Supplied material:
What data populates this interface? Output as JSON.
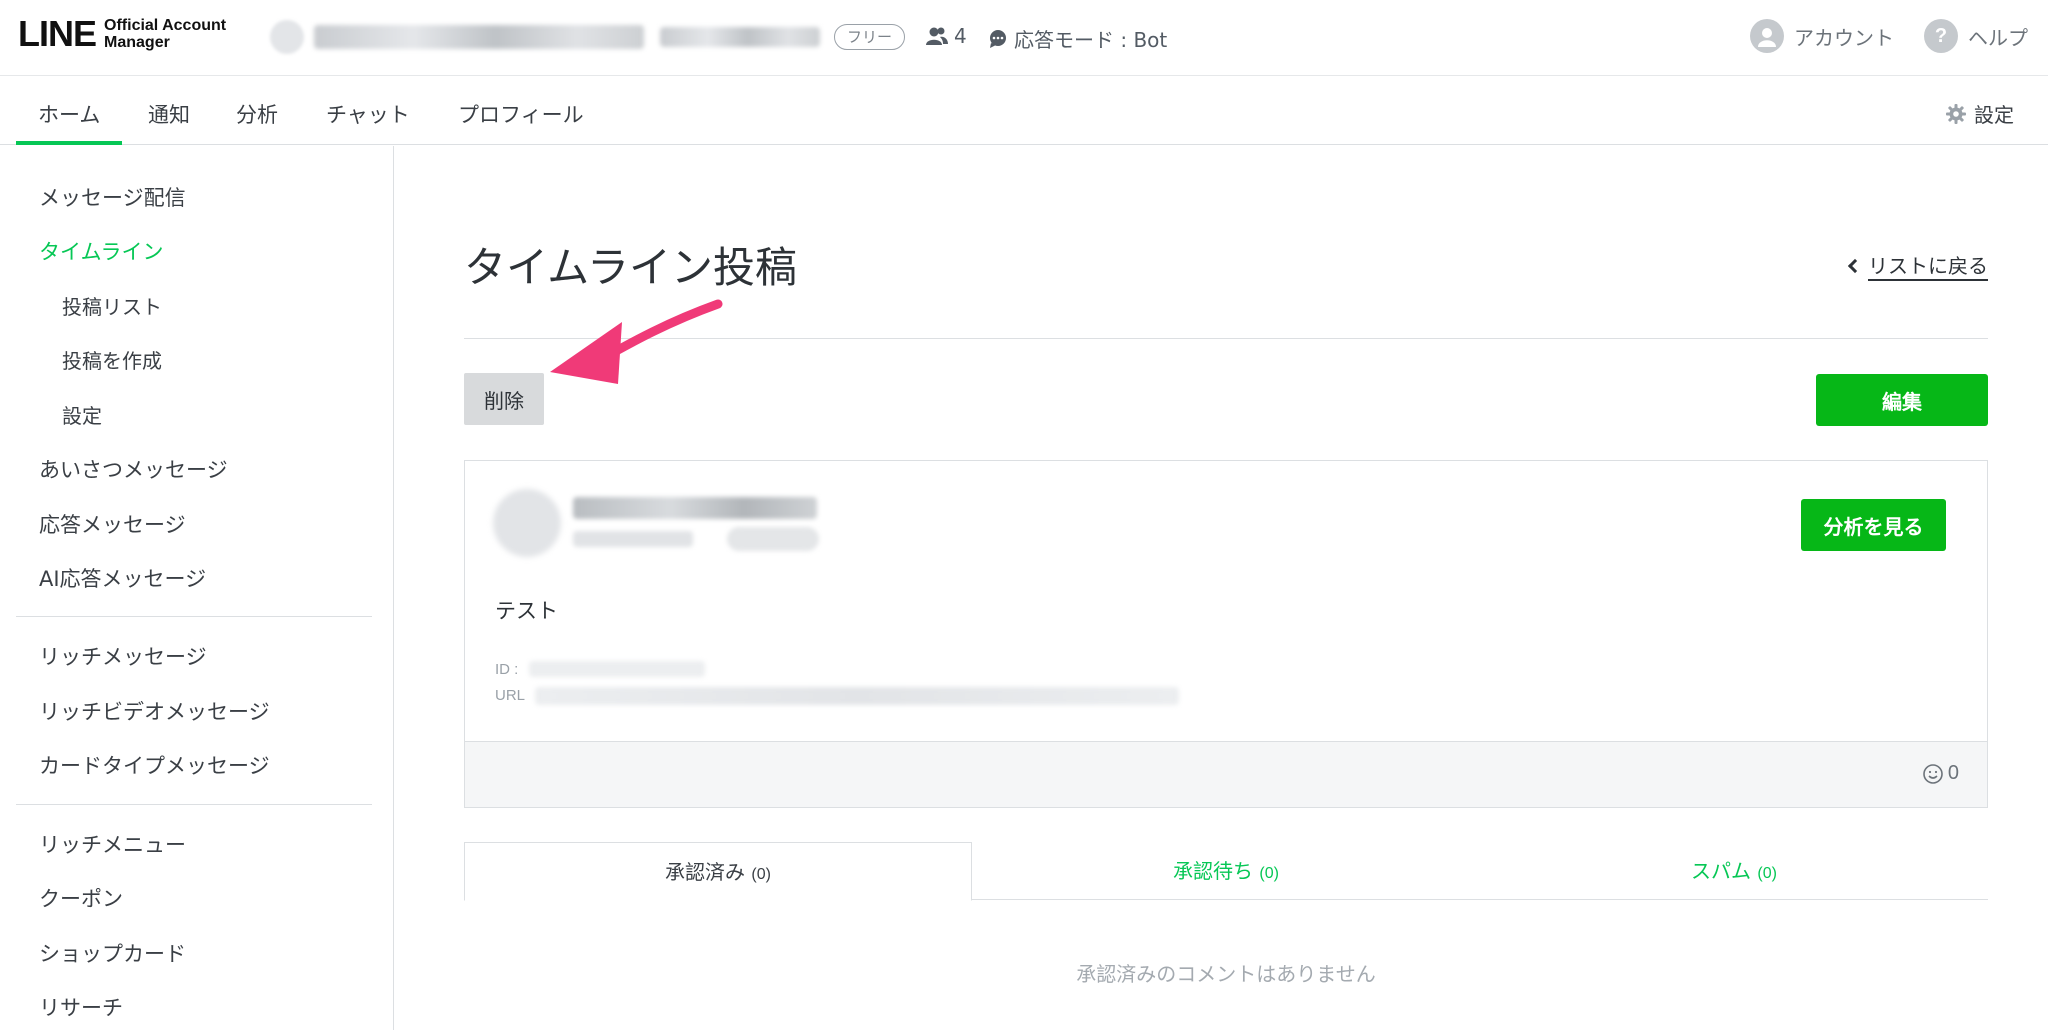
{
  "header": {
    "logo_main": "LINE",
    "logo_sub_line1": "Official Account",
    "logo_sub_line2": "Manager",
    "plan_badge": "フリー",
    "friends_count": "4",
    "response_mode": "応答モード : Bot",
    "account_label": "アカウント",
    "help_label": "ヘルプ",
    "help_glyph": "?"
  },
  "nav": {
    "tabs": [
      {
        "label": "ホーム",
        "active": true
      },
      {
        "label": "通知"
      },
      {
        "label": "分析"
      },
      {
        "label": "チャット"
      },
      {
        "label": "プロフィール"
      }
    ],
    "settings_label": "設定"
  },
  "sidebar": {
    "items": [
      {
        "label": "メッセージ配信"
      },
      {
        "label": "タイムライン",
        "active": true
      },
      {
        "label": "投稿リスト"
      },
      {
        "label": "投稿を作成"
      },
      {
        "label": "設定"
      },
      {
        "label": "あいさつメッセージ"
      },
      {
        "label": "応答メッセージ"
      },
      {
        "label": "AI応答メッセージ"
      },
      {
        "label": "リッチメッセージ"
      },
      {
        "label": "リッチビデオメッセージ"
      },
      {
        "label": "カードタイプメッセージ"
      },
      {
        "label": "リッチメニュー"
      },
      {
        "label": "クーポン"
      },
      {
        "label": "ショップカード"
      },
      {
        "label": "リサーチ"
      }
    ]
  },
  "main": {
    "title": "タイムライン投稿",
    "back_link": "リストに戻る",
    "delete_button": "削除",
    "edit_button": "編集",
    "post": {
      "text": "テスト",
      "id_label": "ID :",
      "url_label": "URL",
      "analytics_button": "分析を見る",
      "reaction_count": "0"
    },
    "comment_tabs": [
      {
        "label": "承認済み",
        "count": "(0)",
        "active": true
      },
      {
        "label": "承認待ち",
        "count": "(0)"
      },
      {
        "label": "スパム",
        "count": "(0)"
      }
    ],
    "empty_message": "承認済みのコメントはありません"
  },
  "colors": {
    "brand_green": "#06c755",
    "button_green": "#06b717",
    "annotation_arrow": "#f03a78"
  }
}
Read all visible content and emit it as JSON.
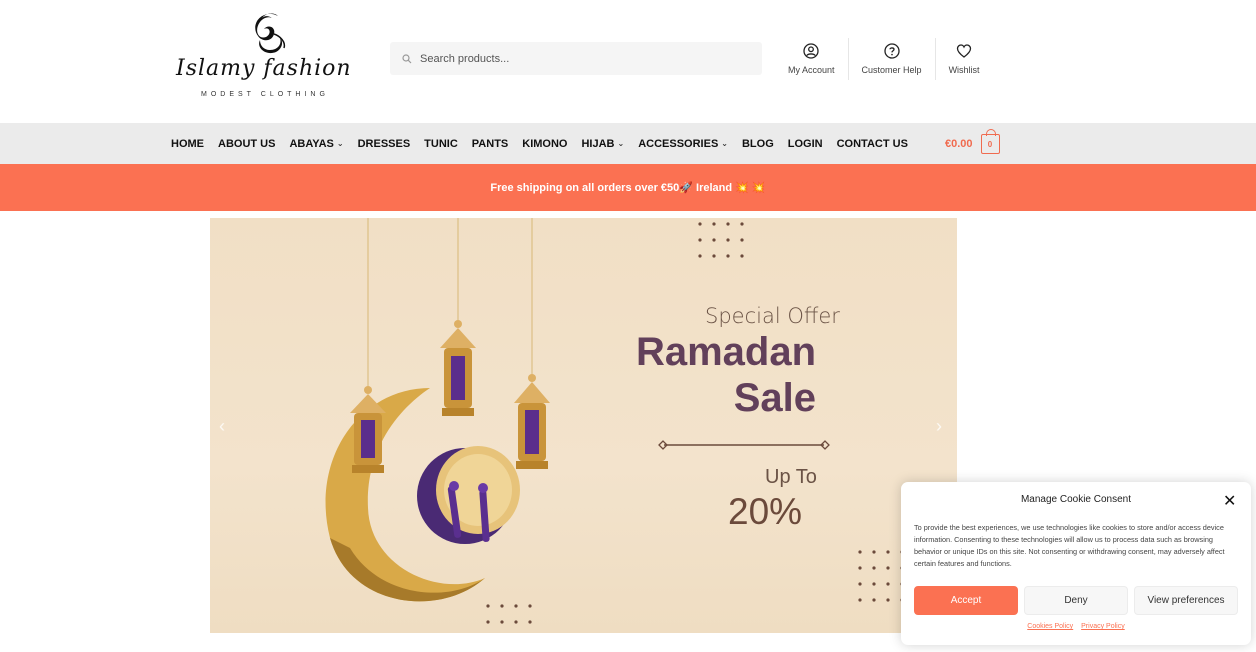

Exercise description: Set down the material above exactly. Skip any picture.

Reply to the exercise:
What data populates this interface? Output as JSON.
{
  "header": {
    "logo_main": "LINE",
    "logo_sub_line1": "Official Account",
    "logo_sub_line2": "Manager",
    "plan_badge": "フリー",
    "friends_count": "4",
    "response_mode": "応答モード : Bot",
    "account_label": "アカウント",
    "help_label": "ヘルプ",
    "help_glyph": "?"
  },
  "nav": {
    "tabs": [
      {
        "label": "ホーム",
        "active": true
      },
      {
        "label": "通知"
      },
      {
        "label": "分析"
      },
      {
        "label": "チャット"
      },
      {
        "label": "プロフィール"
      }
    ],
    "settings_label": "設定"
  },
  "sidebar": {
    "items": [
      {
        "label": "メッセージ配信"
      },
      {
        "label": "タイムライン",
        "active": true
      },
      {
        "label": "投稿リスト"
      },
      {
        "label": "投稿を作成"
      },
      {
        "label": "設定"
      },
      {
        "label": "あいさつメッセージ"
      },
      {
        "label": "応答メッセージ"
      },
      {
        "label": "AI応答メッセージ"
      },
      {
        "label": "リッチメッセージ"
      },
      {
        "label": "リッチビデオメッセージ"
      },
      {
        "label": "カードタイプメッセージ"
      },
      {
        "label": "リッチメニュー"
      },
      {
        "label": "クーポン"
      },
      {
        "label": "ショップカード"
      },
      {
        "label": "リサーチ"
      }
    ]
  },
  "main": {
    "title": "タイムライン投稿",
    "back_link": "リストに戻る",
    "delete_button": "削除",
    "edit_button": "編集",
    "post": {
      "text": "テスト",
      "id_label": "ID :",
      "url_label": "URL",
      "analytics_button": "分析を見る",
      "reaction_count": "0"
    },
    "comment_tabs": [
      {
        "label": "承認済み",
        "count": "(0)",
        "active": true
      },
      {
        "label": "承認待ち",
        "count": "(0)"
      },
      {
        "label": "スパム",
        "count": "(0)"
      }
    ],
    "empty_message": "承認済みのコメントはありません"
  },
  "colors": {
    "brand_green": "#06c755",
    "button_green": "#06b717",
    "annotation_arrow": "#f03a78"
  }
}
Read all visible content and emit it as JSON.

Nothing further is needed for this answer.